▶ Exercise instructions:
Your answer should be the full set of records, printed exactly as they stand.

[Stored dataset items]
* * * *

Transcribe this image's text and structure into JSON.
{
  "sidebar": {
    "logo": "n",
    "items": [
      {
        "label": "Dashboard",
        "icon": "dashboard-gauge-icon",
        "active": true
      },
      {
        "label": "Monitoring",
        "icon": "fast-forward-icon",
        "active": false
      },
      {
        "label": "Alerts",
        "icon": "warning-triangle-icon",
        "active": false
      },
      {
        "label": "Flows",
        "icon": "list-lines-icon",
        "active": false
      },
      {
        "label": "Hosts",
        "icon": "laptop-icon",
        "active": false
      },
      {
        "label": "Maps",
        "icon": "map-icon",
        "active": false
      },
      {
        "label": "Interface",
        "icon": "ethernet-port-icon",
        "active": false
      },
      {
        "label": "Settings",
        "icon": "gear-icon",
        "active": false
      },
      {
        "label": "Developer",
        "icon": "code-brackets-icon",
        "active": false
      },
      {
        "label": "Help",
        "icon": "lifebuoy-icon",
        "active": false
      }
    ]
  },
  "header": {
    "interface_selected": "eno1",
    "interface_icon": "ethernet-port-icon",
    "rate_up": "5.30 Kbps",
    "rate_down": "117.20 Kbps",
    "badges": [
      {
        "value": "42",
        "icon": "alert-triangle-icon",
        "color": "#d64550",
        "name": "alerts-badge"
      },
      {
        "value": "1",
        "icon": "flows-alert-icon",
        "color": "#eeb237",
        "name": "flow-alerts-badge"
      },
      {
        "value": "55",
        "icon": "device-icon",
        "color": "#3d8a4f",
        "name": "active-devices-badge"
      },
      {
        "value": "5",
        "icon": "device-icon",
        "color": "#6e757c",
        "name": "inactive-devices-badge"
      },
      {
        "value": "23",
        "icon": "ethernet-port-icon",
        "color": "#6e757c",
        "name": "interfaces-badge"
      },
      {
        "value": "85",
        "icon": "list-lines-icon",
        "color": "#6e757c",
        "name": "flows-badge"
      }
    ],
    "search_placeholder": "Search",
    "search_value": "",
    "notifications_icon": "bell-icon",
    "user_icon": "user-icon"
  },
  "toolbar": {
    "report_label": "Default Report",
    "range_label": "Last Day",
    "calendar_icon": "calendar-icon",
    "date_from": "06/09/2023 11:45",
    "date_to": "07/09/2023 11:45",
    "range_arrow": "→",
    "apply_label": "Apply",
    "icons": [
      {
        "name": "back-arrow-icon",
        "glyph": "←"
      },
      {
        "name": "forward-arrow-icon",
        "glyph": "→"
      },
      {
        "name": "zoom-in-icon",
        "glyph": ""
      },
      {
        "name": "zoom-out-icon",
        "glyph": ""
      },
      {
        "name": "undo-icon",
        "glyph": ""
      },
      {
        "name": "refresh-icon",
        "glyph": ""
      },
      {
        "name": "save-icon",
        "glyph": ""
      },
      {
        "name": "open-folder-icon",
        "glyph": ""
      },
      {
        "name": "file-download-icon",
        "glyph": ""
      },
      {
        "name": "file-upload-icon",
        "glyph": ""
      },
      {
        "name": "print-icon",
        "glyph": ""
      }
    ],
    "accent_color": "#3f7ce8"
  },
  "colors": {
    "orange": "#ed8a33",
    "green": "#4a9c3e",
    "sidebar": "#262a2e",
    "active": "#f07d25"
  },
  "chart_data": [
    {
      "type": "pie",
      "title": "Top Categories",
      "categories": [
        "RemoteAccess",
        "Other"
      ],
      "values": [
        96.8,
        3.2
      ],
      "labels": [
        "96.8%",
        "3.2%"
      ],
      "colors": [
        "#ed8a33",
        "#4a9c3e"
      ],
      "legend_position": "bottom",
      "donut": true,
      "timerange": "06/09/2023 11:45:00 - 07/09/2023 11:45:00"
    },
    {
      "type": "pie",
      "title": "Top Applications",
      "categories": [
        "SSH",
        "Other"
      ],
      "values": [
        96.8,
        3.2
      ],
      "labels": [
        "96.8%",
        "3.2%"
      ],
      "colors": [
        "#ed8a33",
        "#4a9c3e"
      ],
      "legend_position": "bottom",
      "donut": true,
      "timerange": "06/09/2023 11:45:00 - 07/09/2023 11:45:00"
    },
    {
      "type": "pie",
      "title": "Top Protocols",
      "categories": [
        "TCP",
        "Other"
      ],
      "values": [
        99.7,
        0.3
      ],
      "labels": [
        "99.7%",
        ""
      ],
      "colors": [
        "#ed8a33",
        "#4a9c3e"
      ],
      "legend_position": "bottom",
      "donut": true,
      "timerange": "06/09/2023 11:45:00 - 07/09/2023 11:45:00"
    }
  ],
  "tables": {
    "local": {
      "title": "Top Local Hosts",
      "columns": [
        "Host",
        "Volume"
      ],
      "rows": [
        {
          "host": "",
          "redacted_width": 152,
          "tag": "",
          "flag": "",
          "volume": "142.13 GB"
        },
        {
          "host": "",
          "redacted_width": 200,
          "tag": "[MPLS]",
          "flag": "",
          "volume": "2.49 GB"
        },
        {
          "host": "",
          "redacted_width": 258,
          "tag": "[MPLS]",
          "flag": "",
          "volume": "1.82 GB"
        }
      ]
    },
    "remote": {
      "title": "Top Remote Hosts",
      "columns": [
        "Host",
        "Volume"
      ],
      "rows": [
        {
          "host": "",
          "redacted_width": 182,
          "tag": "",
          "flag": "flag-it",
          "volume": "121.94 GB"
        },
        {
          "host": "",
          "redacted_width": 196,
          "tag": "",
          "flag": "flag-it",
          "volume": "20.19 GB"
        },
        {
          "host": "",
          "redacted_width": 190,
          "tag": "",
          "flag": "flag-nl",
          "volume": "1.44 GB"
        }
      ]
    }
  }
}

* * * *

▶ Problem solution:
Transcribe this image's text and structure into JSON.
{
  "sidebar": {
    "logo": "n",
    "items": [
      {
        "label": "Dashboard",
        "icon": "dashboard-gauge-icon",
        "active": true
      },
      {
        "label": "Monitoring",
        "icon": "fast-forward-icon",
        "active": false
      },
      {
        "label": "Alerts",
        "icon": "warning-triangle-icon",
        "active": false
      },
      {
        "label": "Flows",
        "icon": "list-lines-icon",
        "active": false
      },
      {
        "label": "Hosts",
        "icon": "laptop-icon",
        "active": false
      },
      {
        "label": "Maps",
        "icon": "map-icon",
        "active": false
      },
      {
        "label": "Interface",
        "icon": "ethernet-port-icon",
        "active": false
      },
      {
        "label": "Settings",
        "icon": "gear-icon",
        "active": false
      },
      {
        "label": "Developer",
        "icon": "code-brackets-icon",
        "active": false
      },
      {
        "label": "Help",
        "icon": "lifebuoy-icon",
        "active": false
      }
    ]
  },
  "header": {
    "interface_selected": "eno1",
    "interface_icon": "ethernet-port-icon",
    "rate_up": "5.30 Kbps",
    "rate_down": "117.20 Kbps",
    "badges": [
      {
        "value": "42",
        "icon": "alert-triangle-icon",
        "color": "#d64550",
        "name": "alerts-badge"
      },
      {
        "value": "1",
        "icon": "flows-alert-icon",
        "color": "#eeb237",
        "name": "flow-alerts-badge"
      },
      {
        "value": "55",
        "icon": "device-icon",
        "color": "#3d8a4f",
        "name": "active-devices-badge"
      },
      {
        "value": "5",
        "icon": "device-icon",
        "color": "#6e757c",
        "name": "inactive-devices-badge"
      },
      {
        "value": "23",
        "icon": "ethernet-port-icon",
        "color": "#6e757c",
        "name": "interfaces-badge"
      },
      {
        "value": "85",
        "icon": "list-lines-icon",
        "color": "#6e757c",
        "name": "flows-badge"
      }
    ],
    "search_placeholder": "Search",
    "search_value": "",
    "notifications_icon": "bell-icon",
    "user_icon": "user-icon"
  },
  "toolbar": {
    "report_label": "Default Report",
    "range_label": "Last Day",
    "calendar_icon": "calendar-icon",
    "date_from": "06/09/2023 11:45",
    "date_to": "07/09/2023 11:45",
    "range_arrow": "→",
    "apply_label": "Apply",
    "icons": [
      {
        "name": "back-arrow-icon",
        "glyph": "←"
      },
      {
        "name": "forward-arrow-icon",
        "glyph": "→"
      },
      {
        "name": "zoom-in-icon",
        "glyph": ""
      },
      {
        "name": "zoom-out-icon",
        "glyph": ""
      },
      {
        "name": "undo-icon",
        "glyph": ""
      },
      {
        "name": "refresh-icon",
        "glyph": ""
      },
      {
        "name": "save-icon",
        "glyph": ""
      },
      {
        "name": "open-folder-icon",
        "glyph": ""
      },
      {
        "name": "file-download-icon",
        "glyph": ""
      },
      {
        "name": "file-upload-icon",
        "glyph": ""
      },
      {
        "name": "print-icon",
        "glyph": ""
      }
    ],
    "accent_color": "#3f7ce8"
  },
  "colors": {
    "orange": "#ed8a33",
    "green": "#4a9c3e",
    "sidebar": "#262a2e",
    "active": "#f07d25"
  },
  "chart_data": [
    {
      "type": "pie",
      "title": "Top Categories",
      "categories": [
        "RemoteAccess",
        "Other"
      ],
      "values": [
        96.8,
        3.2
      ],
      "labels": [
        "96.8%",
        "3.2%"
      ],
      "colors": [
        "#ed8a33",
        "#4a9c3e"
      ],
      "legend_position": "bottom",
      "donut": true,
      "timerange": "06/09/2023 11:45:00 - 07/09/2023 11:45:00"
    },
    {
      "type": "pie",
      "title": "Top Applications",
      "categories": [
        "SSH",
        "Other"
      ],
      "values": [
        96.8,
        3.2
      ],
      "labels": [
        "96.8%",
        "3.2%"
      ],
      "colors": [
        "#ed8a33",
        "#4a9c3e"
      ],
      "legend_position": "bottom",
      "donut": true,
      "timerange": "06/09/2023 11:45:00 - 07/09/2023 11:45:00"
    },
    {
      "type": "pie",
      "title": "Top Protocols",
      "categories": [
        "TCP",
        "Other"
      ],
      "values": [
        99.7,
        0.3
      ],
      "labels": [
        "99.7%",
        ""
      ],
      "colors": [
        "#ed8a33",
        "#4a9c3e"
      ],
      "legend_position": "bottom",
      "donut": true,
      "timerange": "06/09/2023 11:45:00 - 07/09/2023 11:45:00"
    }
  ],
  "tables": {
    "local": {
      "title": "Top Local Hosts",
      "columns": [
        "Host",
        "Volume"
      ],
      "rows": [
        {
          "host": "",
          "redacted_width": 152,
          "tag": "",
          "flag": "",
          "volume": "142.13 GB"
        },
        {
          "host": "",
          "redacted_width": 200,
          "tag": "[MPLS]",
          "flag": "",
          "volume": "2.49 GB"
        },
        {
          "host": "",
          "redacted_width": 258,
          "tag": "[MPLS]",
          "flag": "",
          "volume": "1.82 GB"
        }
      ]
    },
    "remote": {
      "title": "Top Remote Hosts",
      "columns": [
        "Host",
        "Volume"
      ],
      "rows": [
        {
          "host": "",
          "redacted_width": 182,
          "tag": "",
          "flag": "flag-it",
          "volume": "121.94 GB"
        },
        {
          "host": "",
          "redacted_width": 196,
          "tag": "",
          "flag": "flag-it",
          "volume": "20.19 GB"
        },
        {
          "host": "",
          "redacted_width": 190,
          "tag": "",
          "flag": "flag-nl",
          "volume": "1.44 GB"
        }
      ]
    }
  }
}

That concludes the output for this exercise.